Now, about that Mako physics… Yes, its ever-bouncy, ropy maneuvering and the general unLAVAble status were improved, at least partially. In a somewhat unknown turn of events, though, hitting the lava lake on Nonuel STILL results in an instant game-over, unlike driving into pools of lava on Therum. The latter miraculously damage Mako over time. Strange, indeed…Perhaps only Protheans knew why is that so… Nevertheless, BioWare once again gave a nod to Mass Effect purists and enabled switching the Mako physics modification off. Overzealousness on developer’s part or an embarrassment of riches? I’ll let you decide.

Speaking of abundance, as far as downloadable content is concerned, Legendary Edition is truly like a land of milk and honey. All single-player DLC is at hand (apart from Pinnacle Station from ME1, whose source code was lost)! Moreover, DLC weaponry and armor are distributed evenly, either by being found in levels or at Merchants.

Also, when it comes to weapon handling, all Mass Effect arsenal has been given real freedom, to whom it may belong. What does it mean exactly? Well, all guns can be used by any class. To sum it up curtly, “At last”, said the Engineer, finally zooming through the scope of a sniper rifle.

Another major difference between the Legendary Edition and the original trilogy is Mass Effect 3 Multiplayer or, rather, a lack of one. The initial idea to include it was ditched by the studio. Rumor has it, BioWare would have had far too less time and put far too much effort to have it brought into the final cut. Anyway, do you know anyone who has ever played Mass Effect’s Multiplayer? I don’t…

Wrapping up the gameplay changes issue, it is necessary to pinpoint that giving orders in ME1 looks virtually the same as in ME2 and ME3. You may command your squadmates individually and their combat AI has been significantly boosted. Unfortunately, or fortunately, so has your enemies’… On the other hand, nobody said battling Reapers would be a walk in the park.

The Conclusion

There are lots of other changes, some with greater, others with lesser significance to the overall perception of Mass Effect Legendary Edition. Addition of Photo mode, Hardcore and Insanity difficulties available right form the start, enhancement of sound effects of weapons – I can carry on almost forever.

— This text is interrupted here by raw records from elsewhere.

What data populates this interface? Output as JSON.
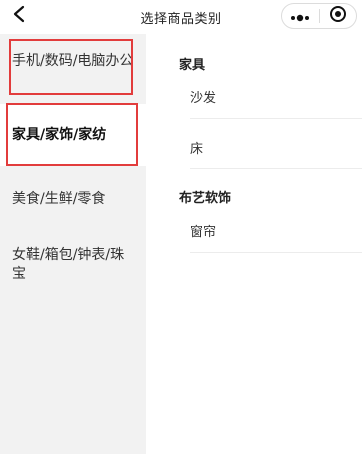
{
  "header": {
    "title": "选择商品类别",
    "back_icon": "chevron-left-icon",
    "more_icon": "more-dots-icon",
    "close_icon": "target-circle-icon"
  },
  "sidebar": {
    "items": [
      {
        "label": "手机/数码/电脑办公",
        "active": false
      },
      {
        "label": "家具/家饰/家纺",
        "active": true
      },
      {
        "label": "美食/生鲜/零食",
        "active": false
      },
      {
        "label": "女鞋/箱包/钟表/珠宝",
        "active": false
      }
    ]
  },
  "content": {
    "groups": [
      {
        "title": "家具",
        "items": [
          "沙发",
          "床"
        ]
      },
      {
        "title": "布艺软饰",
        "items": [
          "窗帘"
        ]
      }
    ]
  },
  "colors": {
    "highlight_border": "#e23c3c",
    "sidebar_bg": "#f2f2f2",
    "active_bg": "#ffffff"
  }
}
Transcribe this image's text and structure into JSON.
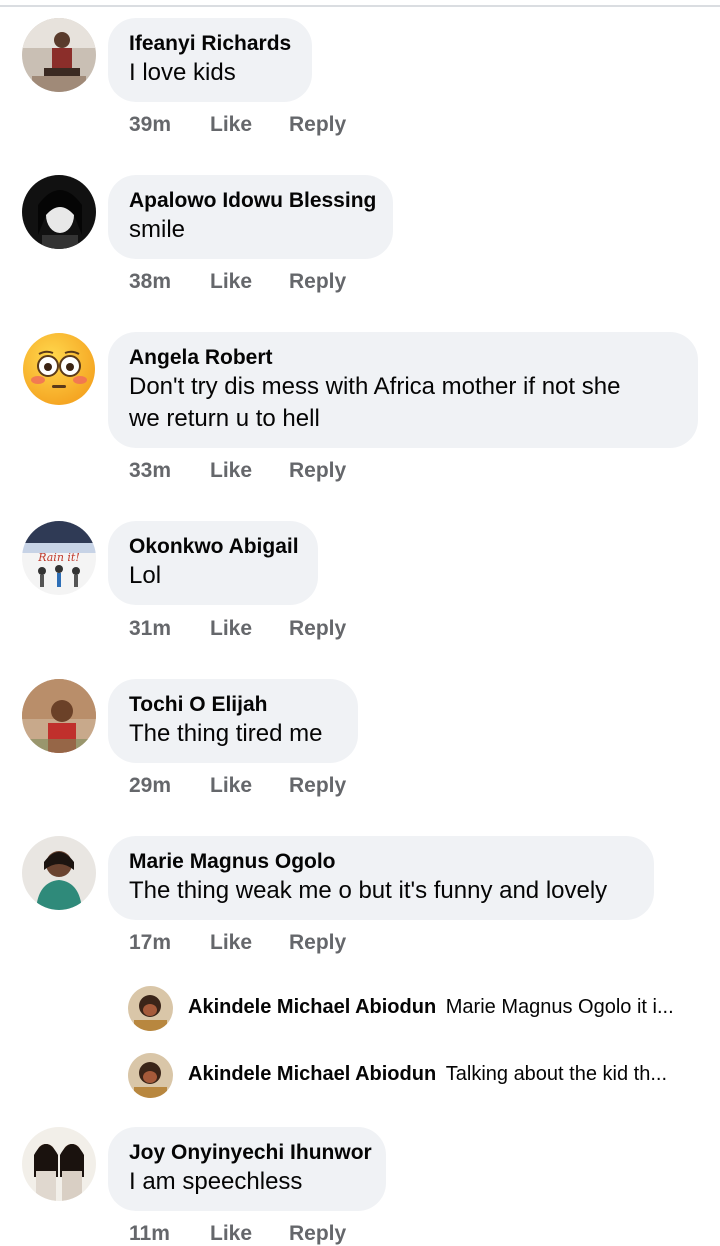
{
  "comments": [
    {
      "name": "Ifeanyi Richards",
      "text": "I love kids",
      "time": "39m",
      "like": "Like",
      "reply": "Reply",
      "avatar": "person-photo-avatar"
    },
    {
      "name": "Apalowo Idowu Blessing",
      "text": "smile",
      "time": "38m",
      "like": "Like",
      "reply": "Reply",
      "avatar": "woman-bw-photo-avatar"
    },
    {
      "name": "Angela Robert",
      "text": " Don't try dis mess with Africa mother if not she",
      "text2": "we return u to hell",
      "time": "33m",
      "like": "Like",
      "reply": "Reply",
      "avatar": "flushed-emoji-avatar"
    },
    {
      "name": "Okonkwo Abigail",
      "text": "Lol",
      "time": "31m",
      "like": "Like",
      "reply": "Reply",
      "avatar": "cartoon-graphic-avatar"
    },
    {
      "name": "Tochi O Elijah",
      "text": "The thing tired me",
      "time": "29m",
      "like": "Like",
      "reply": "Reply",
      "avatar": "man-photo-avatar"
    },
    {
      "name": "Marie Magnus Ogolo",
      "text": "The thing weak me o but it's funny and lovely",
      "time": "17m",
      "like": "Like",
      "reply": "Reply",
      "avatar": "woman-photo-avatar"
    },
    {
      "name": "Joy Onyinyechi Ihunwor",
      "text": "I am speechless",
      "time": "11m",
      "like": "Like",
      "reply": "Reply",
      "avatar": "two-women-photo-avatar"
    }
  ],
  "replies": [
    {
      "name": "Akindele Michael Abiodun",
      "text": "Marie Magnus Ogolo it i..."
    },
    {
      "name": "Akindele Michael Abiodun",
      "text": "Talking about the kid th..."
    }
  ]
}
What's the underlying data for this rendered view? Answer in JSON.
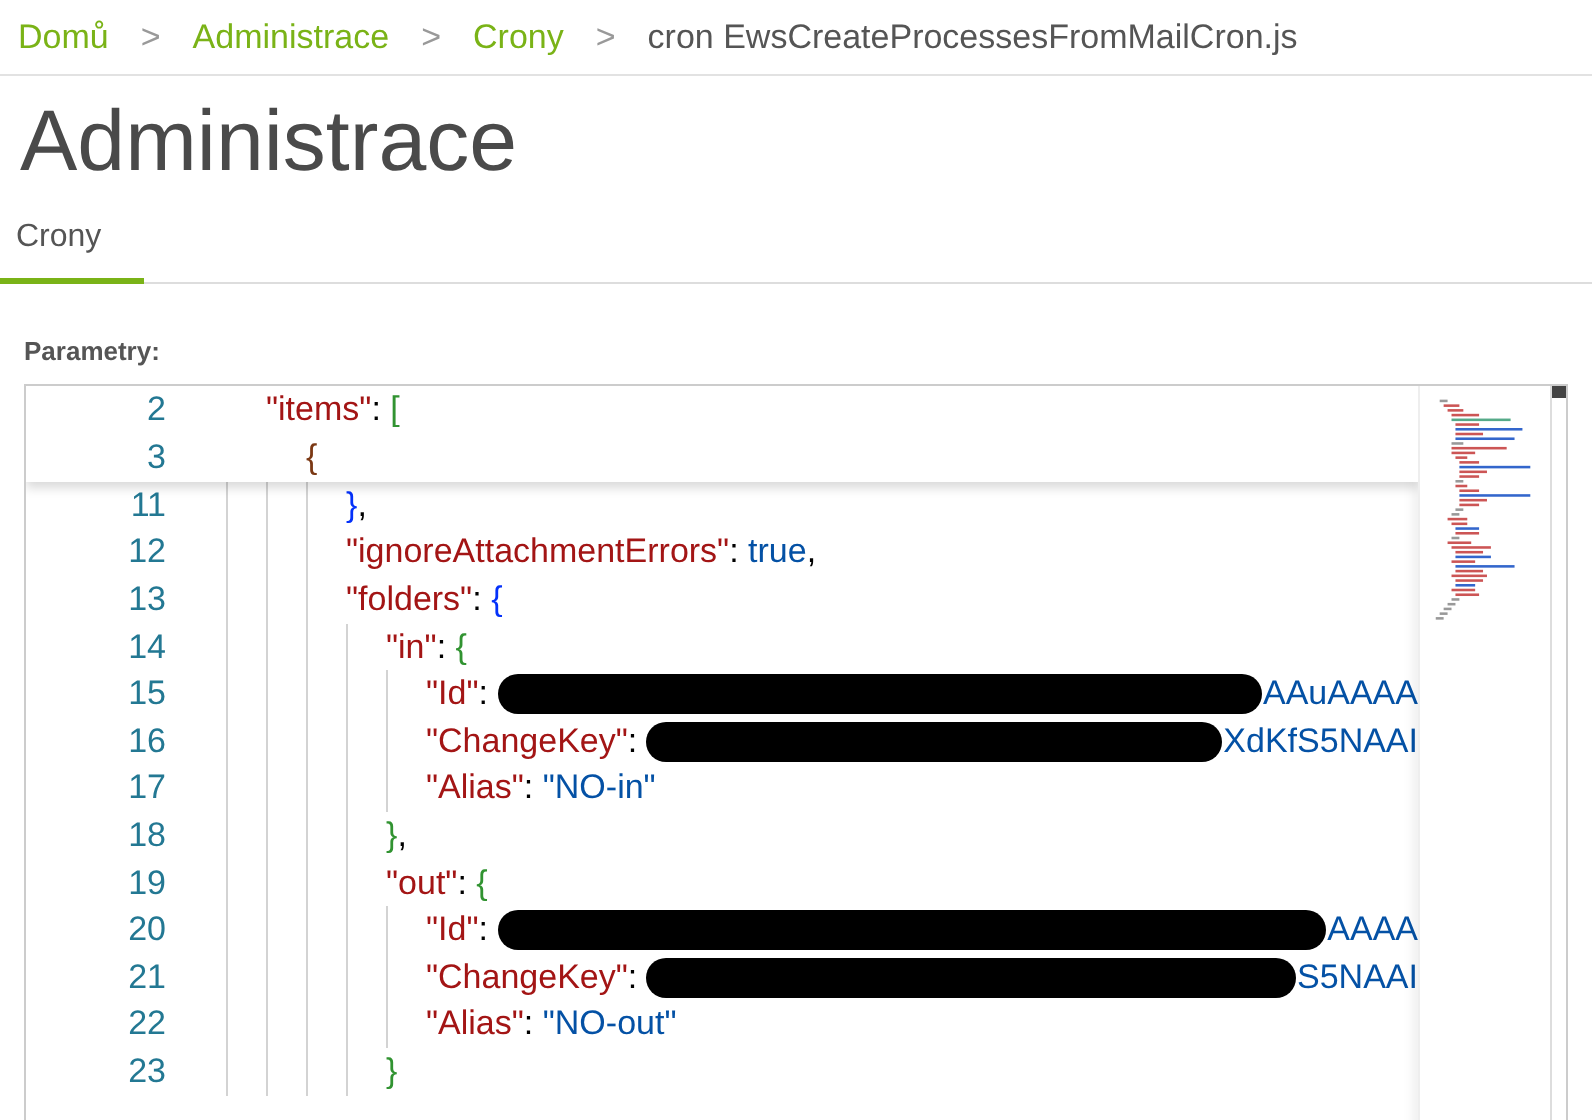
{
  "breadcrumb": [
    {
      "label": "Domů",
      "link": true
    },
    {
      "label": "Administrace",
      "link": true
    },
    {
      "label": "Crony",
      "link": true
    },
    {
      "label": "cron EwsCreateProcessesFromMailCron.js",
      "link": false
    }
  ],
  "breadcrumb_separator": ">",
  "page_title": "Administrace",
  "tabs": [
    {
      "label": "Crony",
      "selected": true
    }
  ],
  "editor": {
    "label": "Parametry:",
    "sticky_lines": [
      {
        "number": "2",
        "tokens": [
          {
            "kind": "key",
            "text": "\"items\""
          },
          {
            "kind": "punct",
            "text": ": "
          },
          {
            "kind": "bracket",
            "text": "[",
            "color": "#319331"
          }
        ],
        "children": [
          {
            "number": "3",
            "tokens": [
              {
                "kind": "bracket",
                "text": "{",
                "color": "#7b3814"
              }
            ]
          }
        ]
      }
    ],
    "lines": [
      {
        "number": "11",
        "tokens": [
          {
            "kind": "bracket",
            "text": "}",
            "color": "#0431fa"
          },
          {
            "kind": "punct",
            "text": ","
          }
        ]
      },
      {
        "number": "12",
        "tokens": [
          {
            "kind": "key",
            "text": "\"ignoreAttachmentErrors\""
          },
          {
            "kind": "punct",
            "text": ": "
          },
          {
            "kind": "literal",
            "text": "true"
          },
          {
            "kind": "punct",
            "text": ","
          }
        ]
      },
      {
        "number": "13",
        "tokens": [
          {
            "kind": "key",
            "text": "\"folders\""
          },
          {
            "kind": "punct",
            "text": ": "
          },
          {
            "kind": "bracket",
            "text": "{",
            "color": "#0431fa"
          }
        ],
        "children": [
          {
            "number": "14",
            "tokens": [
              {
                "kind": "key",
                "text": "\"in\""
              },
              {
                "kind": "punct",
                "text": ": "
              },
              {
                "kind": "bracket",
                "text": "{",
                "color": "#319331"
              }
            ],
            "children": [
              {
                "number": "15",
                "tokens": [
                  {
                    "kind": "key",
                    "text": "\"Id\""
                  },
                  {
                    "kind": "punct",
                    "text": ": "
                  },
                  {
                    "kind": "redaction"
                  },
                  {
                    "kind": "string",
                    "text": "AAuAAAA"
                  }
                ]
              },
              {
                "number": "16",
                "tokens": [
                  {
                    "kind": "key",
                    "text": "\"ChangeKey\""
                  },
                  {
                    "kind": "punct",
                    "text": ": "
                  },
                  {
                    "kind": "redaction"
                  },
                  {
                    "kind": "string",
                    "text": "XdKfS5NAAI"
                  }
                ]
              },
              {
                "number": "17",
                "tokens": [
                  {
                    "kind": "key",
                    "text": "\"Alias\""
                  },
                  {
                    "kind": "punct",
                    "text": ": "
                  },
                  {
                    "kind": "string",
                    "text": "\"NO-in\""
                  }
                ]
              }
            ]
          },
          {
            "number": "18",
            "tokens": [
              {
                "kind": "bracket",
                "text": "}",
                "color": "#319331"
              },
              {
                "kind": "punct",
                "text": ","
              }
            ]
          },
          {
            "number": "19",
            "tokens": [
              {
                "kind": "key",
                "text": "\"out\""
              },
              {
                "kind": "punct",
                "text": ": "
              },
              {
                "kind": "bracket",
                "text": "{",
                "color": "#319331"
              }
            ],
            "children": [
              {
                "number": "20",
                "tokens": [
                  {
                    "kind": "key",
                    "text": "\"Id\""
                  },
                  {
                    "kind": "punct",
                    "text": ": "
                  },
                  {
                    "kind": "redaction"
                  },
                  {
                    "kind": "string",
                    "text": "AAAA"
                  }
                ]
              },
              {
                "number": "21",
                "tokens": [
                  {
                    "kind": "key",
                    "text": "\"ChangeKey\""
                  },
                  {
                    "kind": "punct",
                    "text": ": "
                  },
                  {
                    "kind": "redaction"
                  },
                  {
                    "kind": "string",
                    "text": "S5NAAI"
                  }
                ]
              },
              {
                "number": "22",
                "tokens": [
                  {
                    "kind": "key",
                    "text": "\"Alias\""
                  },
                  {
                    "kind": "punct",
                    "text": ": "
                  },
                  {
                    "kind": "string",
                    "text": "\"NO-out\""
                  }
                ]
              }
            ]
          },
          {
            "number": "23",
            "tokens": [
              {
                "kind": "bracket",
                "text": "}",
                "color": "#319331"
              }
            ]
          }
        ]
      }
    ]
  }
}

Sure, the game still has some bugs (simultaneously having tens of them fixed!), some other features might have been worked out differently, yet playing a game without quirks is like playing a perfect game. And perfect games are…boring. What’s even more important – they never can achieve a legendary status. And all the aforesaid changes in Mass Effect trilogy prove one thing: the legendary edition of BioWare’s opus magnum truly lives up to its name.